PROBLEM REQUIREMENTS. Only an exact copy of every record counts as an answer.

THE DATA.
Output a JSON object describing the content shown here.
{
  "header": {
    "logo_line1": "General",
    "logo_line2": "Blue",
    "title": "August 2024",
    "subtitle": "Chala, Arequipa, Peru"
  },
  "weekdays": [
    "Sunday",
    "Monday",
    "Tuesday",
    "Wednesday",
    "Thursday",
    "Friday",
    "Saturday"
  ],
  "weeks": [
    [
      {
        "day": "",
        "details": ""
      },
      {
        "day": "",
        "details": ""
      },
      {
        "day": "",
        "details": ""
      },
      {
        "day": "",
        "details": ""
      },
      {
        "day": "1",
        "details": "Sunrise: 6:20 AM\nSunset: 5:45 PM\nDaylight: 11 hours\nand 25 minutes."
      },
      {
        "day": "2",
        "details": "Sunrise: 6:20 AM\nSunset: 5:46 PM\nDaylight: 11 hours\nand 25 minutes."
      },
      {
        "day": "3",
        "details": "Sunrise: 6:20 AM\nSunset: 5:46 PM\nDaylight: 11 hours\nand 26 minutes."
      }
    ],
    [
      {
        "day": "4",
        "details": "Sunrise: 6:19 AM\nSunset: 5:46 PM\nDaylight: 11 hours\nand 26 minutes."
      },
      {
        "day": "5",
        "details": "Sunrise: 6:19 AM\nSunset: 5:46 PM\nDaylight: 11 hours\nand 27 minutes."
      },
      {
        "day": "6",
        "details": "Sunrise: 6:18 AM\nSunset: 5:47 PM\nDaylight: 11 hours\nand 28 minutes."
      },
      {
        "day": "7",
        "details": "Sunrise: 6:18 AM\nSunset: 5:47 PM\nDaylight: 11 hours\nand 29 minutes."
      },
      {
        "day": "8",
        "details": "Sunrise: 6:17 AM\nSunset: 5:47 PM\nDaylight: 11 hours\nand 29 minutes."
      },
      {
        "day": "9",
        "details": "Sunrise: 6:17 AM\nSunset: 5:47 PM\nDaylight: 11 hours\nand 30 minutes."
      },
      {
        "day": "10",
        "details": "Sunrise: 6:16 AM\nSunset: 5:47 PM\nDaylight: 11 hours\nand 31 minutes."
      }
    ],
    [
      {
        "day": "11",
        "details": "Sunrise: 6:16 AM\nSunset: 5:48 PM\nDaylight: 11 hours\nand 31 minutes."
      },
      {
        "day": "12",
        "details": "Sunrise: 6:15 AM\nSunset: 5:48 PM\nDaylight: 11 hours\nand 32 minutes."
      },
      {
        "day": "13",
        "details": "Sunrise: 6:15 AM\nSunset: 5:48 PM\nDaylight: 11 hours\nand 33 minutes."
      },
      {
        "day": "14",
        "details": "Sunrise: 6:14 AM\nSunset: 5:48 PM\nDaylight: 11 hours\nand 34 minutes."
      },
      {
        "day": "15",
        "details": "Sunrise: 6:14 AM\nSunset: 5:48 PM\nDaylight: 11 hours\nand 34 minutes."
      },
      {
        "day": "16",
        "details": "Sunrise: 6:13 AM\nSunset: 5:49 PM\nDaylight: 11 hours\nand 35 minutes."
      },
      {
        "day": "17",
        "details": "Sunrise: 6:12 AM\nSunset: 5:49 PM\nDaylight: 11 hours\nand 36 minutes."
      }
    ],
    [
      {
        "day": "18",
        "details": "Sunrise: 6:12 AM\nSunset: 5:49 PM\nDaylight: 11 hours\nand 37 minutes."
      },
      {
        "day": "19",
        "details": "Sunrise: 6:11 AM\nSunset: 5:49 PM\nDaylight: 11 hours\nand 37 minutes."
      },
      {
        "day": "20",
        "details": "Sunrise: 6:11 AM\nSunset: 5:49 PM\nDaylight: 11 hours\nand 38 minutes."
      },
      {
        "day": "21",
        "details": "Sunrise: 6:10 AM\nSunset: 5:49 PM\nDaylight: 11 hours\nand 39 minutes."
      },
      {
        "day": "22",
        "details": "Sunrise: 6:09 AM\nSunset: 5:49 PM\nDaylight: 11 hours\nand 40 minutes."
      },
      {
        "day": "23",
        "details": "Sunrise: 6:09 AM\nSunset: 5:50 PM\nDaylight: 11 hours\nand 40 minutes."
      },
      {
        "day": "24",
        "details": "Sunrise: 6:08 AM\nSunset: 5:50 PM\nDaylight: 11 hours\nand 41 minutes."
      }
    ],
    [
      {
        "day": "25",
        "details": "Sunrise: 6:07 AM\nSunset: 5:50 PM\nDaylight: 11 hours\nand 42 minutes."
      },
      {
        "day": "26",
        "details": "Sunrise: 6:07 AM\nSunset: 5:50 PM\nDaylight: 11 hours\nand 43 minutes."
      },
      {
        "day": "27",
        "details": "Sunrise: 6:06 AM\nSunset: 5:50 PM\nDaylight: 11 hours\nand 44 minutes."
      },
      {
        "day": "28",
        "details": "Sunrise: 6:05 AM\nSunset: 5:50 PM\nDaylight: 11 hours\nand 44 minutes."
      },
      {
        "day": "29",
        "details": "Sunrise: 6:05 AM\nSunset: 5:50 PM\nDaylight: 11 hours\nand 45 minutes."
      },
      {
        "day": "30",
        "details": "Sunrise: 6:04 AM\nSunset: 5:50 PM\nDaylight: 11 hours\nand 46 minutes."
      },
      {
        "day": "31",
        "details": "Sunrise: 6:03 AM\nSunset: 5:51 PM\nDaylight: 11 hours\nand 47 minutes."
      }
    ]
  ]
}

THE ANSWER.
Output a JSON object describing the content shown here.
{
  "header": {
    "logo_line1": "General",
    "logo_line2": "Blue",
    "title": "August 2024",
    "subtitle": "Chala, Arequipa, Peru"
  },
  "weekdays": [
    "Sunday",
    "Monday",
    "Tuesday",
    "Wednesday",
    "Thursday",
    "Friday",
    "Saturday"
  ],
  "weeks": [
    [
      {
        "day": "",
        "details": ""
      },
      {
        "day": "",
        "details": ""
      },
      {
        "day": "",
        "details": ""
      },
      {
        "day": "",
        "details": ""
      },
      {
        "day": "1",
        "details": "Sunrise: 6:20 AM\nSunset: 5:45 PM\nDaylight: 11 hours\nand 25 minutes."
      },
      {
        "day": "2",
        "details": "Sunrise: 6:20 AM\nSunset: 5:46 PM\nDaylight: 11 hours\nand 25 minutes."
      },
      {
        "day": "3",
        "details": "Sunrise: 6:20 AM\nSunset: 5:46 PM\nDaylight: 11 hours\nand 26 minutes."
      }
    ],
    [
      {
        "day": "4",
        "details": "Sunrise: 6:19 AM\nSunset: 5:46 PM\nDaylight: 11 hours\nand 26 minutes."
      },
      {
        "day": "5",
        "details": "Sunrise: 6:19 AM\nSunset: 5:46 PM\nDaylight: 11 hours\nand 27 minutes."
      },
      {
        "day": "6",
        "details": "Sunrise: 6:18 AM\nSunset: 5:47 PM\nDaylight: 11 hours\nand 28 minutes."
      },
      {
        "day": "7",
        "details": "Sunrise: 6:18 AM\nSunset: 5:47 PM\nDaylight: 11 hours\nand 29 minutes."
      },
      {
        "day": "8",
        "details": "Sunrise: 6:17 AM\nSunset: 5:47 PM\nDaylight: 11 hours\nand 29 minutes."
      },
      {
        "day": "9",
        "details": "Sunrise: 6:17 AM\nSunset: 5:47 PM\nDaylight: 11 hours\nand 30 minutes."
      },
      {
        "day": "10",
        "details": "Sunrise: 6:16 AM\nSunset: 5:47 PM\nDaylight: 11 hours\nand 31 minutes."
      }
    ],
    [
      {
        "day": "11",
        "details": "Sunrise: 6:16 AM\nSunset: 5:48 PM\nDaylight: 11 hours\nand 31 minutes."
      },
      {
        "day": "12",
        "details": "Sunrise: 6:15 AM\nSunset: 5:48 PM\nDaylight: 11 hours\nand 32 minutes."
      },
      {
        "day": "13",
        "details": "Sunrise: 6:15 AM\nSunset: 5:48 PM\nDaylight: 11 hours\nand 33 minutes."
      },
      {
        "day": "14",
        "details": "Sunrise: 6:14 AM\nSunset: 5:48 PM\nDaylight: 11 hours\nand 34 minutes."
      },
      {
        "day": "15",
        "details": "Sunrise: 6:14 AM\nSunset: 5:48 PM\nDaylight: 11 hours\nand 34 minutes."
      },
      {
        "day": "16",
        "details": "Sunrise: 6:13 AM\nSunset: 5:49 PM\nDaylight: 11 hours\nand 35 minutes."
      },
      {
        "day": "17",
        "details": "Sunrise: 6:12 AM\nSunset: 5:49 PM\nDaylight: 11 hours\nand 36 minutes."
      }
    ],
    [
      {
        "day": "18",
        "details": "Sunrise: 6:12 AM\nSunset: 5:49 PM\nDaylight: 11 hours\nand 37 minutes."
      },
      {
        "day": "19",
        "details": "Sunrise: 6:11 AM\nSunset: 5:49 PM\nDaylight: 11 hours\nand 37 minutes."
      },
      {
        "day": "20",
        "details": "Sunrise: 6:11 AM\nSunset: 5:49 PM\nDaylight: 11 hours\nand 38 minutes."
      },
      {
        "day": "21",
        "details": "Sunrise: 6:10 AM\nSunset: 5:49 PM\nDaylight: 11 hours\nand 39 minutes."
      },
      {
        "day": "22",
        "details": "Sunrise: 6:09 AM\nSunset: 5:49 PM\nDaylight: 11 hours\nand 40 minutes."
      },
      {
        "day": "23",
        "details": "Sunrise: 6:09 AM\nSunset: 5:50 PM\nDaylight: 11 hours\nand 40 minutes."
      },
      {
        "day": "24",
        "details": "Sunrise: 6:08 AM\nSunset: 5:50 PM\nDaylight: 11 hours\nand 41 minutes."
      }
    ],
    [
      {
        "day": "25",
        "details": "Sunrise: 6:07 AM\nSunset: 5:50 PM\nDaylight: 11 hours\nand 42 minutes."
      },
      {
        "day": "26",
        "details": "Sunrise: 6:07 AM\nSunset: 5:50 PM\nDaylight: 11 hours\nand 43 minutes."
      },
      {
        "day": "27",
        "details": "Sunrise: 6:06 AM\nSunset: 5:50 PM\nDaylight: 11 hours\nand 44 minutes."
      },
      {
        "day": "28",
        "details": "Sunrise: 6:05 AM\nSunset: 5:50 PM\nDaylight: 11 hours\nand 44 minutes."
      },
      {
        "day": "29",
        "details": "Sunrise: 6:05 AM\nSunset: 5:50 PM\nDaylight: 11 hours\nand 45 minutes."
      },
      {
        "day": "30",
        "details": "Sunrise: 6:04 AM\nSunset: 5:50 PM\nDaylight: 11 hours\nand 46 minutes."
      },
      {
        "day": "31",
        "details": "Sunrise: 6:03 AM\nSunset: 5:51 PM\nDaylight: 11 hours\nand 47 minutes."
      }
    ]
  ]
}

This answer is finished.